The oil price experienced a pandemic-induced decline as many people either worked from home or walked/cycled instead of using public transport. While mobility declined to a greater extent during the first lockdown than during the second one, oil prices have recovered from the low they hit in April last year. There is still a lack of demand for kerosene because of travel restrictions. However, demand for kerosene might increase as travel restrictions are relaxed. As soon as the oil price increases, inflation will also go up again.
A dilemma for central banks?
Given all the factors discussed above, predictions for inflation are highly uncertain, and higher inflation cannot be completely ruled out. If inflation rates rise to say four percent, central banks will have to step in. This raises a dilemma for central banks because the fight against inflation will lead to higher financing costs, slowing the economy and hindering companies from reducing their Covid-19 legacy loans.
Hindering the restructuring of balance sheets will lead to lower future investment demand and contribute to low inflation in the future. Thus, the options for central banks are, first, fighting possible transitory inflation now at the cost of running into low investment and low inflation in the future, and second, accepting higher transitory inflation now with the aim of fostering a recovery in corporate balance sheets and stable inflation in the future.

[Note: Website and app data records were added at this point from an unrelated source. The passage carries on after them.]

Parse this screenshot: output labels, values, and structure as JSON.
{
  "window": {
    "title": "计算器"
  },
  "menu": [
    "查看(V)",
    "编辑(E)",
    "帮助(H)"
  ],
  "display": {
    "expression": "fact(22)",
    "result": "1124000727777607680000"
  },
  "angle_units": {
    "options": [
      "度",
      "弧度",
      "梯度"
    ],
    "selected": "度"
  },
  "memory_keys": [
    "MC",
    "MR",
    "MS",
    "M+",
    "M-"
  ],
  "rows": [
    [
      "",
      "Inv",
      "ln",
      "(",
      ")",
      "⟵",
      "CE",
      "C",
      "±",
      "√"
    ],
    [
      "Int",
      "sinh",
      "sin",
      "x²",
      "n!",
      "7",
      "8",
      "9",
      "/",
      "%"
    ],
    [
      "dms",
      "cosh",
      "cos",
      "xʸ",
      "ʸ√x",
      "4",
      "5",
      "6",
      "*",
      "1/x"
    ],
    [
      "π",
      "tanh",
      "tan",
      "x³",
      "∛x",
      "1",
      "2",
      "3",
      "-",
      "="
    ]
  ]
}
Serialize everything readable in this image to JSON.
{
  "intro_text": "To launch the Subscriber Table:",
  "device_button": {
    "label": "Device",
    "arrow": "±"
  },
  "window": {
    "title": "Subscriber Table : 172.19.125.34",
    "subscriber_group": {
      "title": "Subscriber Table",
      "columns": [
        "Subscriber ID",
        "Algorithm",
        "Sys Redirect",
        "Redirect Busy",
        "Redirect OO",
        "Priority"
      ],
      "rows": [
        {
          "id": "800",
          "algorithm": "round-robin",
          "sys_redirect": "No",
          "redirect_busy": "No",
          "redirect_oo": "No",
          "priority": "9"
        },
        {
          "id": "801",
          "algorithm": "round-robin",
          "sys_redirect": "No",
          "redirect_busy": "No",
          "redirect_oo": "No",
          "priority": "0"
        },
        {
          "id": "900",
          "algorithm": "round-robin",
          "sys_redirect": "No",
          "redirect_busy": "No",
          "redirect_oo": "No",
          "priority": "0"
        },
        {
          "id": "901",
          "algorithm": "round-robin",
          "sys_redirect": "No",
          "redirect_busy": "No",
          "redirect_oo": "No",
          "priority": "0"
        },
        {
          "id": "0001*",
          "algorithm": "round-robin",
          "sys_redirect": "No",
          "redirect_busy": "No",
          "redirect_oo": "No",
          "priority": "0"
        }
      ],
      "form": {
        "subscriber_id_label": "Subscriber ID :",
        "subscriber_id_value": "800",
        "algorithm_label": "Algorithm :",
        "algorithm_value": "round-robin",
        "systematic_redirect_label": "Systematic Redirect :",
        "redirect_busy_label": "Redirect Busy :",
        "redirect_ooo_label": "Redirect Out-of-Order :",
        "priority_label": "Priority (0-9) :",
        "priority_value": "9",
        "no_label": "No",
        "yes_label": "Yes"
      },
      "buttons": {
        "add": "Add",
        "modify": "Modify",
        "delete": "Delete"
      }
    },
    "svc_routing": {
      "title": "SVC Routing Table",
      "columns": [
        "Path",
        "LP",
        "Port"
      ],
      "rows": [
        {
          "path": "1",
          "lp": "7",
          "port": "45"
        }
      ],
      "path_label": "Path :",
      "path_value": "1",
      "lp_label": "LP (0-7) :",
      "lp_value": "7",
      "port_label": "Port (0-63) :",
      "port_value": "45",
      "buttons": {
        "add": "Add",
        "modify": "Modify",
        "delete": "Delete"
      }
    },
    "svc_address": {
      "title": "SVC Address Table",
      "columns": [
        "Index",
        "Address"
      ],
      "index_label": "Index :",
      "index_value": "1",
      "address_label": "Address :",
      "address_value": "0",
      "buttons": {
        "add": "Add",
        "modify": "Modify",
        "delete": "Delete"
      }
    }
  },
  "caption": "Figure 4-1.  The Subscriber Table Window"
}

Since today’s inflation spike is due to transitory factors, the second option will be the better one. However, it will be politically more controversial because central banks have to keep interest rates low in times of inflation exceeding their inflation targets. We do not expect any trade-offs for central banks between fighting inflation and supporting economies to grow and to deleverage. Instead, we see a welcome return of inflation towards its target value.
For more information, see the authors’ accompanying paper published by the Institut der deutschen Wirtschaft (IW)
Note: This article gives the views of the authors, not the position of EUROPP – European Politics and Policy or the London School of Economics. Featured image credit: Martin Lamberts/ECB (CC BY-NC-ND 2.0)